You could see from the conceding sink of Prescott’s head in a towel after urgently pointing at his sickeningly wrong-turned ankle that he was crying as much because it was over as because it hurt. The annulment of this self-bet of a season, to quit while so fearlessly ahead, was harder to bear than a compound fracture and dislocation. It was the harshest stop.
The question of Prescott’s strength was answered in the aghast stillness of the owner in his box, who saw the full value of what he had lost. It was answered in the sudden burst of Twitter toadying from Fox commentator Skip Bayless, who had inexcusably belittled Prescott for admitting to depression in the offseason.
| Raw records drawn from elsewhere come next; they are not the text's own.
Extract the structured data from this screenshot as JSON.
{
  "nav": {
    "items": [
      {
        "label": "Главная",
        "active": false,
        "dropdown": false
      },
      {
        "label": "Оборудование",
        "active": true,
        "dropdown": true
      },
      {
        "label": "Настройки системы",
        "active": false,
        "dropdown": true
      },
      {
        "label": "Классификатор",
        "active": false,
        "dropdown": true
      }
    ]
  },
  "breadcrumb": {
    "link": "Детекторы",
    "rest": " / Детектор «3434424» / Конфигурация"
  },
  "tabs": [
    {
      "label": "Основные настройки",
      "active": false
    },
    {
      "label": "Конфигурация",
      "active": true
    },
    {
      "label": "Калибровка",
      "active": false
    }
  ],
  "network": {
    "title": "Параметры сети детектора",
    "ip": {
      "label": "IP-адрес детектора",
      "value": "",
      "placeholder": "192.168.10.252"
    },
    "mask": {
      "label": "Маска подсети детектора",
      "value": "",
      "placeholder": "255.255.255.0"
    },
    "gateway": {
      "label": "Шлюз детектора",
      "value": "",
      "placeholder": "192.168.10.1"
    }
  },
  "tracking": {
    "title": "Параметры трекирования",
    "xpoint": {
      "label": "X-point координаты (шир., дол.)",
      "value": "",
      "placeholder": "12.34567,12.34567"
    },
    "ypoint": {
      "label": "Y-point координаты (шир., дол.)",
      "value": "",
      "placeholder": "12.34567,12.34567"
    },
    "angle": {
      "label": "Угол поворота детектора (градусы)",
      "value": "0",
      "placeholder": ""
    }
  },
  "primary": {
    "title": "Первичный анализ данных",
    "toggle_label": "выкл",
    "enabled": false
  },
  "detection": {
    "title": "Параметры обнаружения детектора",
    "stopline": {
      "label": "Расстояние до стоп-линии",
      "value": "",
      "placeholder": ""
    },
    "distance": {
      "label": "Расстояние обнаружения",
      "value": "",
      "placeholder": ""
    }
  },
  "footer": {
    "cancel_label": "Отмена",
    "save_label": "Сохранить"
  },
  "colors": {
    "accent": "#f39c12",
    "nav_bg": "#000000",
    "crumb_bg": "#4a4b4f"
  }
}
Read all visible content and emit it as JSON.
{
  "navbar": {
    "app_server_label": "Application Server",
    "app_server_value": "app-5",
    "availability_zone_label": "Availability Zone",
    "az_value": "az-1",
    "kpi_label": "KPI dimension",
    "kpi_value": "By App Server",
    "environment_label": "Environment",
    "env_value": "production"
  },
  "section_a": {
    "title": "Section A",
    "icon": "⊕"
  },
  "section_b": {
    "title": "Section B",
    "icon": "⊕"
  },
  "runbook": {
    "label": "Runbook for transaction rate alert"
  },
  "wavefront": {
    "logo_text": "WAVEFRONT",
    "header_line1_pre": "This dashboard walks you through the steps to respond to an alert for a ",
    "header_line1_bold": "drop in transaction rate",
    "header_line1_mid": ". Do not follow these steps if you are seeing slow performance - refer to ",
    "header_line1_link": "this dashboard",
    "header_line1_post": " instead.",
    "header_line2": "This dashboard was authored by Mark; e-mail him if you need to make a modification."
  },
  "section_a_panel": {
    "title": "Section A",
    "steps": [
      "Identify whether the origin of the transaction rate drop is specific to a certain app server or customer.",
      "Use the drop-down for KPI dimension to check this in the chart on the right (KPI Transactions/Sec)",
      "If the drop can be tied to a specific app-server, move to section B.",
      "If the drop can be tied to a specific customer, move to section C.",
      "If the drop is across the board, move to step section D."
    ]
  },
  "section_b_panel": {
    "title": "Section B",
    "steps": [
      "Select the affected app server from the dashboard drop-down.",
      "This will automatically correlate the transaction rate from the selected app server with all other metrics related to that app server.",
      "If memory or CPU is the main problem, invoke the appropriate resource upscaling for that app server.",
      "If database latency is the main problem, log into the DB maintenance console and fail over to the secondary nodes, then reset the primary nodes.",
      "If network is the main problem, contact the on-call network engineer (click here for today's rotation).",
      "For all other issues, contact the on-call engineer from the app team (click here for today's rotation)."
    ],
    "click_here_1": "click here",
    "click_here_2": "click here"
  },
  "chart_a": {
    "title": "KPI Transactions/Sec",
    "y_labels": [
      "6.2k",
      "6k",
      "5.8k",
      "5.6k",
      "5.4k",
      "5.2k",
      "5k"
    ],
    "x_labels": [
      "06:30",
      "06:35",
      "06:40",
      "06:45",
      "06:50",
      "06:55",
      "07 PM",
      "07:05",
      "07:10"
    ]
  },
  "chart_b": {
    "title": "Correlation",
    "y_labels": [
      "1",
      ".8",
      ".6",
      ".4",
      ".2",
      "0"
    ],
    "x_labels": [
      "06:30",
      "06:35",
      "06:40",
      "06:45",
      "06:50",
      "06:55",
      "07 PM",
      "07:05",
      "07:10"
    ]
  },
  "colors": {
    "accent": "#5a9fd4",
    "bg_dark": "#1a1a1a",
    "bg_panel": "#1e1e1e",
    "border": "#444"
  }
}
It was answered in the kneeling of players on both teams, whose regard for Prescott was so high that it drove them to prayers on the field. “There was a flood of emotion, even from their bench,” Cowboys Coach Mike McCarthy said. “The respect everybody has for Dak … that was clearly evident during those moments.”
And it was answered in the postgame outpouring from Logan Ryan of the New York Giants, the safety who tackled Prescott and under whose body Prescott’s foot had gotten pinned. All Prescott had done, Ryan said, was “try and get rewarded, try to do the right thing, try to show up to work, try to lead his team, try to get a lucrative contract. … I hope he gets $500 million when he comes back. He deserves it.”
Prescott can’t finish what he so magnificently started, but he accomplished something definitive this season anyway. He put to rest the crusty, useless old idea that strength is incompatible with emotional candor, that an NFL leader must at all times be armored up and never confess to whatever weakness he might feel in his heart. He once and for all rendered this a hollow mythology expressed by folks who have never really participated, voyeurs such as Bayless.
Here was Bayless back in September, after Prescott admitted in a radio interview to struggling with a brutal compound of anxiety, insomnia and despondency over the suicide of his older brother Jace amid the isolation of the novel coronavirus shutdown. “The sport that he plays is dog-eat-dog,” Bayless announced. “It is no compassion, no quarter given on the football field. If you reveal publicly any little weakness, it can affect your team’s ability to believe in you in the toughest spot.”
Now, this is important for every person in this pandemic who has exchanged a dark suit for stay-at-home sweats, who has felt worry wear away at him, who has veered between endurance and despair, who has felt unstrung and yet found the wherewithal to say to himself, “I’m trying.” NFL football is no more or less dog-eat-dog, quarterless and compassionless than your daily life. It is simply a compressed, stage-lit version of it. And in thinking about how to deal with your no-quarter burdens, better to listen to Prescott than Bayless.
“Our adversities, our struggles, what we go through is always going to be too much for ourselves and maybe too much for even one or two people,” Prescott said. “But never too much for a community or too much for people in the family that you love. So you have to share these things.”
Prescott understands something critical about admitting weakness: It’s the only path to real strength. If you doubt him on that, listen to Brené Brown, a research professor who studies human performance and counsels high-pressure professionals ranging from NFL players to trauma surgeons to Special Operations forces.
“Vulnerability is not weakness. It’s our most accurate measure of courage,” she said recently during a podcast with Seattle Seahawks Coach Pete Carroll, who regularly brings her in to speak to his team. To illustrate what she means by this, Brown tells the story of a visit to Fort Bragg to talk to soldiers there. She asked them a simple question.
“Give me a single example of courage from your own life, or that you witnessed in anyone else’s life, that did not require uncertainty, risk and exposure,” she said.
Rarely has a player been as vulnerable as Prescott made himself this season, in multiple ways. He was playing on a one-year franchise tag because he declined a handsome offer: The Cowboys wanted to wrap him up to a long-term deal, but Prescott wanted the freedom to get out from under it in four years, to preserve his self-determination and the leverage his singular talent is worth — only Tom Brady and Russell Wilson have won more games since 2016. All he did under that self-imposed pressure was lead the league with 1,690 passing yards through his first four games, including at least 450 yards in three of those games, and play with such abandon that he was struggling for one more yard when Ryan pinned him.
But most importantly, what Prescott did in this shortened season was give every player in the NFL the permission to expose his chest, to look at his own emotional landscape with candor. It’s the people who are able to do this who become the most persuasive leaders — in all walks, not just on the field — because they are authentic, not just plastic-skinned, eggshell-egoed imitations of what they think strong is supposed to be. All of us muster situational energies to get through hard days, but they flag, and we try to artificially sustain them at our peril.
“That passion, that fire can keep you alive, or it can burn down the barn,” Brown told Carroll. “And show me a man or woman that wants to control fire, and I’ll show you a liar.”
People, players included, sense the liars. Great leaders such as Prescott have the interior security of knowing they have addressed their weaknesses, not hidden from them. This enabled him to cast a mighty projection this season. And it will no doubt enable a hell of a comeback.